◆ **Task to complete**
Retype all of the records precisely.

◆ **Data excerpts**
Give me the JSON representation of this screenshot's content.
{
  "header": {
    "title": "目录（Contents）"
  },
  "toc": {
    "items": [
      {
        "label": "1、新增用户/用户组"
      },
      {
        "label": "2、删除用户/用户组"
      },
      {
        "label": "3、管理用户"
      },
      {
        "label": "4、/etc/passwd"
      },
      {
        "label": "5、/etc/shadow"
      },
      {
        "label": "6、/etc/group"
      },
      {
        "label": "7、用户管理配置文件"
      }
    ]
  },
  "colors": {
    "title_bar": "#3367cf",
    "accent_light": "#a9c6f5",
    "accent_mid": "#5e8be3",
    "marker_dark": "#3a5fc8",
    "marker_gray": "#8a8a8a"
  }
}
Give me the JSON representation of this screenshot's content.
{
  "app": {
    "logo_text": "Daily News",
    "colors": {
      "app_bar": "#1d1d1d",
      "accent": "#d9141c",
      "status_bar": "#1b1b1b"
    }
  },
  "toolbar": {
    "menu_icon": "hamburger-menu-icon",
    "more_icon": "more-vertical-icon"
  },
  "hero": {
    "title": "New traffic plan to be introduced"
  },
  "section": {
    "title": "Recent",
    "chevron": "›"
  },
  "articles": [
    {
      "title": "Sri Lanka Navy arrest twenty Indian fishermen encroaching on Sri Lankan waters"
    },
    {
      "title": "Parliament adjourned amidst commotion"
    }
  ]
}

◆ **Result**
Give me the JSON representation of this screenshot's content.
{
  "header": {
    "title": "目录（Contents）"
  },
  "toc": {
    "items": [
      {
        "label": "1、新增用户/用户组"
      },
      {
        "label": "2、删除用户/用户组"
      },
      {
        "label": "3、管理用户"
      },
      {
        "label": "4、/etc/passwd"
      },
      {
        "label": "5、/etc/shadow"
      },
      {
        "label": "6、/etc/group"
      },
      {
        "label": "7、用户管理配置文件"
      }
    ]
  },
  "colors": {
    "title_bar": "#3367cf",
    "accent_light": "#a9c6f5",
    "accent_mid": "#5e8be3",
    "marker_dark": "#3a5fc8",
    "marker_gray": "#8a8a8a"
  }
}
Give me the JSON representation of this screenshot's content.
{
  "app": {
    "logo_text": "Daily News",
    "colors": {
      "app_bar": "#1d1d1d",
      "accent": "#d9141c",
      "status_bar": "#1b1b1b"
    }
  },
  "toolbar": {
    "menu_icon": "hamburger-menu-icon",
    "more_icon": "more-vertical-icon"
  },
  "hero": {
    "title": "New traffic plan to be introduced"
  },
  "section": {
    "title": "Recent",
    "chevron": "›"
  },
  "articles": [
    {
      "title": "Sri Lanka Navy arrest twenty Indian fishermen encroaching on Sri Lankan waters"
    },
    {
      "title": "Parliament adjourned amidst commotion"
    }
  ]
}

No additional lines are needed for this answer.